A DMA FIFO allocates memory on both the host computer and the FPGA target, yet acts as a single FIFO. The FPGA VI writes to the FIFO one element at a time with the Write method of the FIFO Method Node or reads from the FIFO one element at a time with the Read method. The host VI reads from or writes to the FIFO one or more elements at a time with the Invoke Method function.
LabVIEW uses a DMA Engine to transfer DMA FIFO data between the FPGA and the host computer. The DMA Engine includes driver software and hardware logic. When the DMA Engine runs, it automatically transfers data between the DMA FIFO memory on the FPGA and the DMA FIFO memory on the host computer so they act as one FIFO array.

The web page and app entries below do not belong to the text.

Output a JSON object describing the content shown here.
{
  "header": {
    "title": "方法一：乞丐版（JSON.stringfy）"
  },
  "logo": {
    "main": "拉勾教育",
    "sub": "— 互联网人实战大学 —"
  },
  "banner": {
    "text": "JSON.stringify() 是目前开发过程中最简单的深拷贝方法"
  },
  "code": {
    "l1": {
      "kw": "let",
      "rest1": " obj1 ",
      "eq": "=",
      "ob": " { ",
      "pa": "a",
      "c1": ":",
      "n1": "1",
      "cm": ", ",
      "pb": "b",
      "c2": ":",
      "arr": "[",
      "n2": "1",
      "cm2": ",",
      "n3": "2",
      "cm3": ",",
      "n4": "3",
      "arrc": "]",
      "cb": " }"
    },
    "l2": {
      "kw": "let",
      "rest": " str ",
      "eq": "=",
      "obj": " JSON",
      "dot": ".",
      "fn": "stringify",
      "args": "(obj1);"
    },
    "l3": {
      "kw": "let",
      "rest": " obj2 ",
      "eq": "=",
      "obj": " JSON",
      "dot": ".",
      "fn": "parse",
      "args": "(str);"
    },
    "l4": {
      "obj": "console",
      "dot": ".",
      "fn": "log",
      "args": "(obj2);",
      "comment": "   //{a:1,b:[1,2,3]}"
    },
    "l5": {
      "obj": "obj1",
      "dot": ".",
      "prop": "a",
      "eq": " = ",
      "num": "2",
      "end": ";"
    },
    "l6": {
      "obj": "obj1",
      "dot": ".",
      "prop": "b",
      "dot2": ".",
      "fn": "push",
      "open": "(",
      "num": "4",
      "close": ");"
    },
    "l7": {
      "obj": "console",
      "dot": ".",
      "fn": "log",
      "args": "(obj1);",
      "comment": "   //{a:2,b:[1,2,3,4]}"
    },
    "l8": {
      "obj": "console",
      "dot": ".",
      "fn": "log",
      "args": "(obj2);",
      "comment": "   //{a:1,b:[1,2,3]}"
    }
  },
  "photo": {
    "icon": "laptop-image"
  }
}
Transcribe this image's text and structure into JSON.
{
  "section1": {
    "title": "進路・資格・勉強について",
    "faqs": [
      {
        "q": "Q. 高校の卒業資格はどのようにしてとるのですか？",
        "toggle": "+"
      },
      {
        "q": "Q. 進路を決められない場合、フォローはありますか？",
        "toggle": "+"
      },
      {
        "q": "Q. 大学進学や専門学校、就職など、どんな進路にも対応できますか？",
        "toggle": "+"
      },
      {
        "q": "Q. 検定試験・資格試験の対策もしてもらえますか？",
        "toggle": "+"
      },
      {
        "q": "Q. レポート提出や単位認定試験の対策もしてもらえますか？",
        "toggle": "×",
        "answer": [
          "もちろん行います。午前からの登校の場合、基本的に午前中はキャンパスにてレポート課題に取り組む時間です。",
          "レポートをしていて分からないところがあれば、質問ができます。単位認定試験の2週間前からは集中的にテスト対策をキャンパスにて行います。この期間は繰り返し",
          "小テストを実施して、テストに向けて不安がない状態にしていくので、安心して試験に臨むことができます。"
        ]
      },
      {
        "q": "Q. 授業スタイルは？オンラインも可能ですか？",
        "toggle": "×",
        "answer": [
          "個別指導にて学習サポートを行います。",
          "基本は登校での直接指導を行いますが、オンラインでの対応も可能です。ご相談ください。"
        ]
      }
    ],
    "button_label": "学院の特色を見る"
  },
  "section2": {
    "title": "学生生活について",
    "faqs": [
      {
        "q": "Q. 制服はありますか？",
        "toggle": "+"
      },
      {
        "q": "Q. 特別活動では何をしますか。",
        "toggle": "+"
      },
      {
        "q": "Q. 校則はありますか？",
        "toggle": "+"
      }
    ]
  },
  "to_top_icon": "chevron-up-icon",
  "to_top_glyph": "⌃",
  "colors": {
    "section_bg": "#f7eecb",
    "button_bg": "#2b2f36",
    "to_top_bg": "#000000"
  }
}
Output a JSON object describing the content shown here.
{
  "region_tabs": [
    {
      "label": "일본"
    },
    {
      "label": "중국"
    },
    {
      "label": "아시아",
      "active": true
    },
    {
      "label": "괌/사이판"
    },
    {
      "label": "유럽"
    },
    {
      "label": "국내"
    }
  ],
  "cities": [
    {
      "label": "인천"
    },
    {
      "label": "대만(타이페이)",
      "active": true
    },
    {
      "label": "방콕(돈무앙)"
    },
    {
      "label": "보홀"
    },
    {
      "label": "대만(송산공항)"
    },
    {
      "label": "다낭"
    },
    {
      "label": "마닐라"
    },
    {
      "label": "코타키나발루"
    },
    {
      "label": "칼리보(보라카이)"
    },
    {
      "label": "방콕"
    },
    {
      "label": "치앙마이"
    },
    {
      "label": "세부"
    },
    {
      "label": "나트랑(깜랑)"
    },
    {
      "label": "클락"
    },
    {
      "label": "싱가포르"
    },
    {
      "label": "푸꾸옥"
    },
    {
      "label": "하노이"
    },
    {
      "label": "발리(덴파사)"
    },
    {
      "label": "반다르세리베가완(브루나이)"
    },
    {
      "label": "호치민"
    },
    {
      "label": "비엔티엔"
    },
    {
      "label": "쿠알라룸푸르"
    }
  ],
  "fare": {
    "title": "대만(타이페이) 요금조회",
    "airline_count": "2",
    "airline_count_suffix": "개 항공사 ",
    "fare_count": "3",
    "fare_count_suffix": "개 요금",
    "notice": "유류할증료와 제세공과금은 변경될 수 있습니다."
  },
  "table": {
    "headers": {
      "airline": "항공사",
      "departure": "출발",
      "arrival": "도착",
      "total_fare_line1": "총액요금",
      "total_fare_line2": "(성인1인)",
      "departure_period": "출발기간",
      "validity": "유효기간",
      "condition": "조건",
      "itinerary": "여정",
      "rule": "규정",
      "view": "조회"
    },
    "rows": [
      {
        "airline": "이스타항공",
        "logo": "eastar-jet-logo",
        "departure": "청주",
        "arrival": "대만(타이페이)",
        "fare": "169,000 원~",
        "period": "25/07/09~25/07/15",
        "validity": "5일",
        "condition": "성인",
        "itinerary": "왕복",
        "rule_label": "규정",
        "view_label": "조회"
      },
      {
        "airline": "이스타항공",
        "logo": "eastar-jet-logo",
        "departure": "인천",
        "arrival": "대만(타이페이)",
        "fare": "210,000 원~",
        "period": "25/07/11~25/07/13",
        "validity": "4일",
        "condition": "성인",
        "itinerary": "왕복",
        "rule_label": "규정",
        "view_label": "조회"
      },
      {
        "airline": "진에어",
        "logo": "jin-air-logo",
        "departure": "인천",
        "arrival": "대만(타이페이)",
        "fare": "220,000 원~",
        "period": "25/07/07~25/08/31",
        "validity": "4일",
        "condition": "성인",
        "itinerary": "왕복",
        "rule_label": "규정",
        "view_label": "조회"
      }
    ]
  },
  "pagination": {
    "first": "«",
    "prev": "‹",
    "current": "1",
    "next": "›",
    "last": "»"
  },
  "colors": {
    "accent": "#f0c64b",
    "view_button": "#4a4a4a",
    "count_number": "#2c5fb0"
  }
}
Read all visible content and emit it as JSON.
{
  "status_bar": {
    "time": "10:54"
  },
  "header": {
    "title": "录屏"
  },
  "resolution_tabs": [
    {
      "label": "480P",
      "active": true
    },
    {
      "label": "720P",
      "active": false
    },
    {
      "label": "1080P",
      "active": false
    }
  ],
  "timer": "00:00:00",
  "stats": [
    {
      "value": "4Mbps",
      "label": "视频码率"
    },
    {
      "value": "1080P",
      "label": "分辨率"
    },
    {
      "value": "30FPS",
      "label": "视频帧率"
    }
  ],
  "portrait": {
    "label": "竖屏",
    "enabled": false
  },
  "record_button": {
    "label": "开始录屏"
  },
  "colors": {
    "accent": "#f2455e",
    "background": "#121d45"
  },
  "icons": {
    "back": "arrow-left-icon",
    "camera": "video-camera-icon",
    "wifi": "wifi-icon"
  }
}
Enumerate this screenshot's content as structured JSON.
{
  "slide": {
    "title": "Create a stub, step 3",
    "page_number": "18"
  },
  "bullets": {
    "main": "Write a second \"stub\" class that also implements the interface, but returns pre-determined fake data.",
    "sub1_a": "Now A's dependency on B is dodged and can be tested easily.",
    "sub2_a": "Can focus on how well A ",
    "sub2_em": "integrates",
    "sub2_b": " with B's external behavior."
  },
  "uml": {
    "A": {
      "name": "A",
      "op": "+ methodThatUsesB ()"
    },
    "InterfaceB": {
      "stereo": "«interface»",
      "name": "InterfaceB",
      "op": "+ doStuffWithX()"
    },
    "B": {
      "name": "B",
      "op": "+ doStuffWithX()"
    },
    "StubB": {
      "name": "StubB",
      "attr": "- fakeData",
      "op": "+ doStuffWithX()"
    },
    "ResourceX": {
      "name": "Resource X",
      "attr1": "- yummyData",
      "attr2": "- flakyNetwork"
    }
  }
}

When you create a DMA FIFO, you specify the size, or depth, of the FIFO buffer on the FPGA. You also can specify the size of the FIFO buffer on the host computer by using the Invoke Method function in a host VI to invoke the Configure method. If you do not specify the size of the host memory part of the FIFO, the Invoke Method function uses a default of 10,000 elements. Make sure the host and FPGA parts of the FIFO are large enough so that they do not fill in the case of the longest expected delay in the host VI. For example, PCI bus traffic can cause delays in automatic transfers from the FPGA target to the host. The purpose of a FIFO buffer is to accommodate jitter, so the longer the delays you expect, the more depth you need.
Consider the following situations when you specify the depth of the DMA FIFO:
If you use programmatic front panel communication or DMA FIFOs to transfer coherent sets of FPGA I/O data to an RT host VI, you must create block diagram code that synchronizes the FPGA VI with the host VI. If the FPGA target supports the NI Scan Engine, you can use the NI Scan Engine to synchronize this data transfer. You then can use user-defined I/O variables to transfer data between the FPGA VI and the RT host VI.
|Note An I/O variable is a type of shared variable that uses the NI Scan Engine for single-point access to I/O data. Refer to the specific FPGA target hardware documentation for information about support for the NI Scan Engine.|
Using the NI Scan Engine reduces the amount of code you have to create to access and transfer coherent sets of data between FPGA I/O channels and the RT host VI. With user-defined I/O variables, you can process data on the FPGA target before sending that data to the RT host VI and after sending that data back to the FPGA VI. For example, you can create an application that executes the following steps:
Steps 2 and 3 involve user-defined I/O variables to transfer data between the FPGA VI and RT VI.
Right-click the chassis item in the Project Explorer window and select New»User-Defined Variable from the shortcut menu to create a new I/O variable. Because all I/O variables are unidirectional, you must configure the direction of each user-defined I/O variable as either FPGA to Host or Host to FPGA.
I/O variables that you create this way appear in a container labeled User-defined Variables.
|Note A chassis item can include only one user-defined I/O variable container. However, a user-defined I/O variable container can contain multiple user-defined I/O variables.|
Be aware of the following caveats when creating and using user-defined I/O variables:
User-defined I/O variables rely on timing information from the NI Scan Engine. You can access this timing information by adding the Scan Clock I/O item to the block diagram of the FPGA VI. This I/O item transmits timing information, such as the number of FPGA clock cycles during which the signal is high, from the Scan Engine to the FPGA VI. Use this timing information to design an application that guarantees coherency of the data sets you transfer between the FPGA VI and the RT host VI.
Not all chassis support the Scan Clock I/O item. If you are using a chassis that does support this item, the item is located in the Project Explorer window under the Chassis I/O item for the FPGA Target. The following figure shows the location of this item.